Problem to work on:
The answer must be every line of the records in which the string "kind" appears.

::::::::

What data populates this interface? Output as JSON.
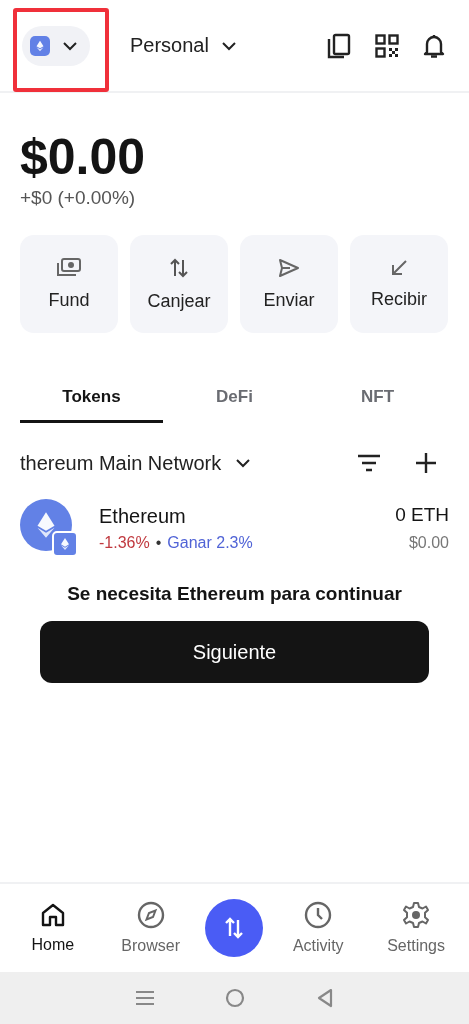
{
  "network_selector": {
    "highlighted": true
  },
  "header": {
    "account": "Personal"
  },
  "balance": {
    "amount": "$0.00",
    "change": "+$0 (+0.00%)"
  },
  "actions": [
    {
      "label": "Fund",
      "kind": "fund"
    },
    {
      "label": "Canjear",
      "kind": "swap"
    },
    {
      "label": "Enviar",
      "kind": "send"
    },
    {
      "label": "Recibir",
      "kind": "receive"
    }
  ],
  "tabs": [
    {
      "label": "Tokens",
      "selected": true
    },
    {
      "label": "DeFi",
      "selected": false
    },
    {
      "label": "NFT",
      "selected": false
    }
  ],
  "network": {
    "name": "thereum Main Network"
  },
  "tokens": [
    {
      "name": "Ethereum",
      "change": "-1.36%",
      "separator": "•",
      "earn": "Ganar 2.3%",
      "amount": "0 ETH",
      "value": "$0.00"
    }
  ],
  "prompt": "Se necesita Ethereum para continuar",
  "primary_button": "Siguiente",
  "nav": [
    {
      "label": "Home",
      "kind": "home",
      "selected": true
    },
    {
      "label": "Browser",
      "kind": "browser",
      "selected": false
    },
    {
      "kind": "swap"
    },
    {
      "label": "Activity",
      "kind": "activity",
      "selected": false
    },
    {
      "label": "Settings",
      "kind": "settings",
      "selected": false
    }
  ]
}
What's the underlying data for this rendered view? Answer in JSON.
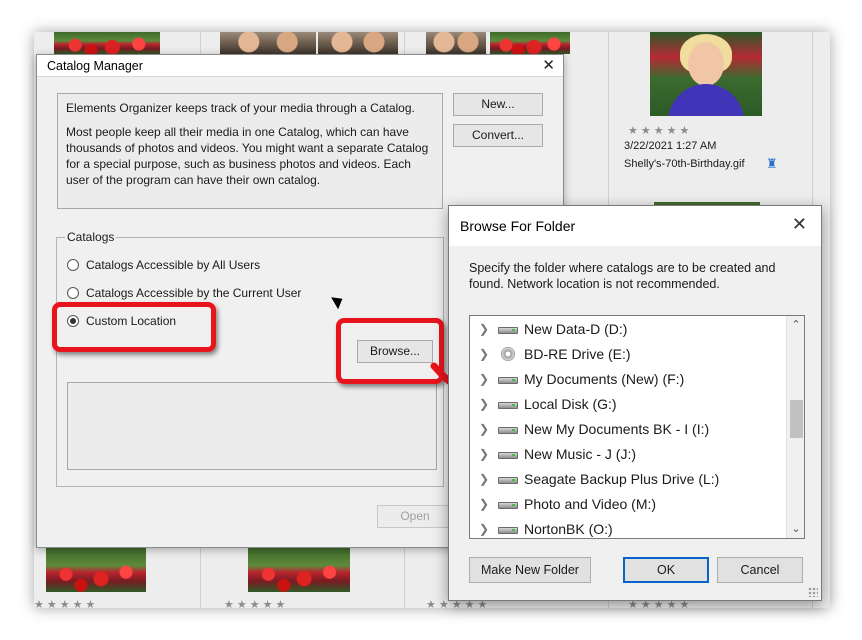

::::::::

Response to this exercise:
      "kind": "fund"
      "kind": "swap"
      "kind": "send"
      "kind": "receive"
      "kind": "home",
      "kind": "browser",
      "kind": "swap"
      "kind": "activity",
      "kind": "settings",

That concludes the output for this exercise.